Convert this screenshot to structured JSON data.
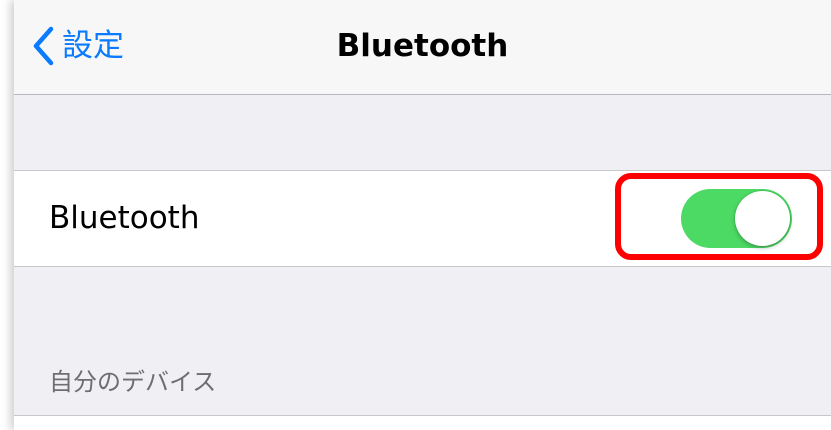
{
  "navbar": {
    "back_label": "設定",
    "back_icon": "chevron-left-icon",
    "title": "Bluetooth"
  },
  "bluetooth_cell": {
    "label": "Bluetooth",
    "toggle_state": "on",
    "toggle_color": "#4cd964",
    "highlight_color": "#ff0000"
  },
  "devices_section": {
    "header": "自分のデバイス"
  },
  "colors": {
    "accent": "#0a7aff",
    "background": "#efeff4"
  }
}
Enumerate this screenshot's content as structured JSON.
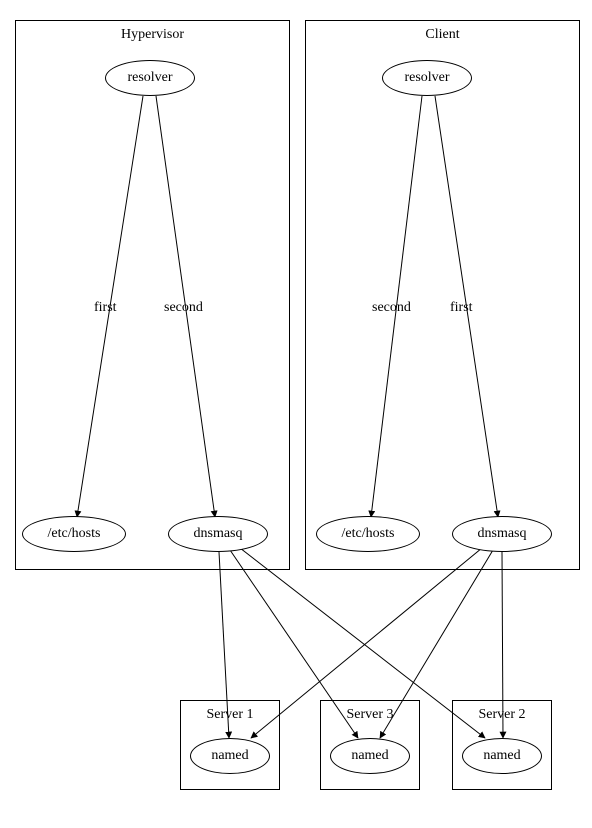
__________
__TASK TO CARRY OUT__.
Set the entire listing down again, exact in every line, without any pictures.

__WRITTEN SOLUTION__.
Convert this screenshot to structured JSON data.
{
  "navbar": {
    "back_label": "設定",
    "back_icon": "chevron-left-icon",
    "title": "Bluetooth"
  },
  "bluetooth_cell": {
    "label": "Bluetooth",
    "toggle_state": "on",
    "toggle_color": "#4cd964",
    "highlight_color": "#ff0000"
  },
  "devices_section": {
    "header": "自分のデバイス"
  },
  "colors": {
    "accent": "#0a7aff",
    "background": "#efeff4"
  }
}
Enumerate this screenshot's content as structured JSON.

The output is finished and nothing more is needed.